Starting June 1st, Netflix will be streaming Luis Estrada’s biting political satire “The Perfect Dictatorship” (“La Dictadura Perfecta”) in the U.S.

Released in Mexico in October, the tragi-comedy quickly racked up ticket sales to become 2014’s highest grossing local pic, attracting 4.2 million admissions and earning some $13 million (189.2 million pesos) to become the fourth top grossing pic in Mexican film history.

Box office was likely stoked by the controversy around Estrada’s latest opus, a thinly veiled critique of the Mexican media, specifically media giant Televisa, and its alleged collusion with the dominant political party in Mexico, the PRI. Televisa’s distrib Videocine backed out of its agreement to release the satire after seeing a cut.  Estrada had to distribute pic himself along with indie distrib Alphaville.
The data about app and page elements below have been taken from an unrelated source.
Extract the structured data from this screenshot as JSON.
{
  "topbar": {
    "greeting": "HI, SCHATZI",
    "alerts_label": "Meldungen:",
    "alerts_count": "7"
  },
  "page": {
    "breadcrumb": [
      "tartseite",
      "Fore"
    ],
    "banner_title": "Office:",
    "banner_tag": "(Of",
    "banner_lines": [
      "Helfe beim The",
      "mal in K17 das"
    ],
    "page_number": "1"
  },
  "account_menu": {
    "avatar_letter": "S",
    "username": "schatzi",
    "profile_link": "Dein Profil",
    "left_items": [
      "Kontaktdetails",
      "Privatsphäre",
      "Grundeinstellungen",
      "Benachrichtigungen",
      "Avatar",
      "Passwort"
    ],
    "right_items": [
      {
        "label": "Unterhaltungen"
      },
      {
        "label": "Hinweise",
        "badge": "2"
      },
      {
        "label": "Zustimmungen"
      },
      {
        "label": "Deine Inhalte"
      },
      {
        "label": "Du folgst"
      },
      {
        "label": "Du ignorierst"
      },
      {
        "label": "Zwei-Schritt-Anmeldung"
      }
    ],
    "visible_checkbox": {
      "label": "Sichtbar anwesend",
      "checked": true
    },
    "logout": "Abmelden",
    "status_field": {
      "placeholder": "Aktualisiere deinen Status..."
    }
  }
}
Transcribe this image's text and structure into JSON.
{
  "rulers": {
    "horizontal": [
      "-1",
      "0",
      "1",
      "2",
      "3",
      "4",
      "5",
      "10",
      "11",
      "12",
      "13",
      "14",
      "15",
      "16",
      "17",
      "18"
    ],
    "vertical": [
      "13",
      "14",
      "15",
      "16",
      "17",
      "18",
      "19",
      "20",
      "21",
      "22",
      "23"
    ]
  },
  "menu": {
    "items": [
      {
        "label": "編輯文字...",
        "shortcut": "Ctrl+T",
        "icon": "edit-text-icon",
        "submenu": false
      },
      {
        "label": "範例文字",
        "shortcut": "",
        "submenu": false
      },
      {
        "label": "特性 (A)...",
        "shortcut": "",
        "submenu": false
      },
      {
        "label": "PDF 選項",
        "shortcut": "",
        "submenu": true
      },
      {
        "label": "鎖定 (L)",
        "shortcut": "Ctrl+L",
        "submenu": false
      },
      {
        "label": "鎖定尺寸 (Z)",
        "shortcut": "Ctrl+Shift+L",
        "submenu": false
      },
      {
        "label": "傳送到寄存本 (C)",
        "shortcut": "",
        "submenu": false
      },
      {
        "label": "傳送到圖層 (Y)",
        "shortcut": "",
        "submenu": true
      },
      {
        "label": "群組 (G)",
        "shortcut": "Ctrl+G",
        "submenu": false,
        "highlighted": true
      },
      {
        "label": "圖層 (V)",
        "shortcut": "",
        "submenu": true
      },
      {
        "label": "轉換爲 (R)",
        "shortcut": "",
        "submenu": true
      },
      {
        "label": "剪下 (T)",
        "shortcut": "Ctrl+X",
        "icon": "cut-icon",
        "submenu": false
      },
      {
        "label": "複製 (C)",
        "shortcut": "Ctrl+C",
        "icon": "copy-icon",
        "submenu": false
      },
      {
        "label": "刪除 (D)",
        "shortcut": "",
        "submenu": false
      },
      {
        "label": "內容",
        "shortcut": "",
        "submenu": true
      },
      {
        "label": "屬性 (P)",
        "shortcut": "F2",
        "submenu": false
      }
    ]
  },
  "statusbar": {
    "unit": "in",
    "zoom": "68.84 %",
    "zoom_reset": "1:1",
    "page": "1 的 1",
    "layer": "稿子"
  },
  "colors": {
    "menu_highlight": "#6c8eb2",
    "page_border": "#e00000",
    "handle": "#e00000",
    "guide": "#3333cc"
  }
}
Estrada is no stranger to controversy. His previous pics “Herod’s Law” (“La Ley de Herodes”) and “Hell” (“El Inferno”) skewered the corruption in Mexican politics and the government’s inept handling of the drug violence in the country, respectively. The former was censored by the Mexican administration.

“The Perfect Dictatorship” is toplined by Damian Alcazar (“The Chronicles of Narnia”) and a cast that includes some telenovela thesps, some of whom – ironically – have worked for Televisa. Multi-awarded Basque cinematographer Javier Aguirresarobe, whose credits include “Vicky Cristina Barcelona,”  “The Others” and “The Twilight Saga: New Moon,” lensed the satire. Estrada co-penned and produced the pic.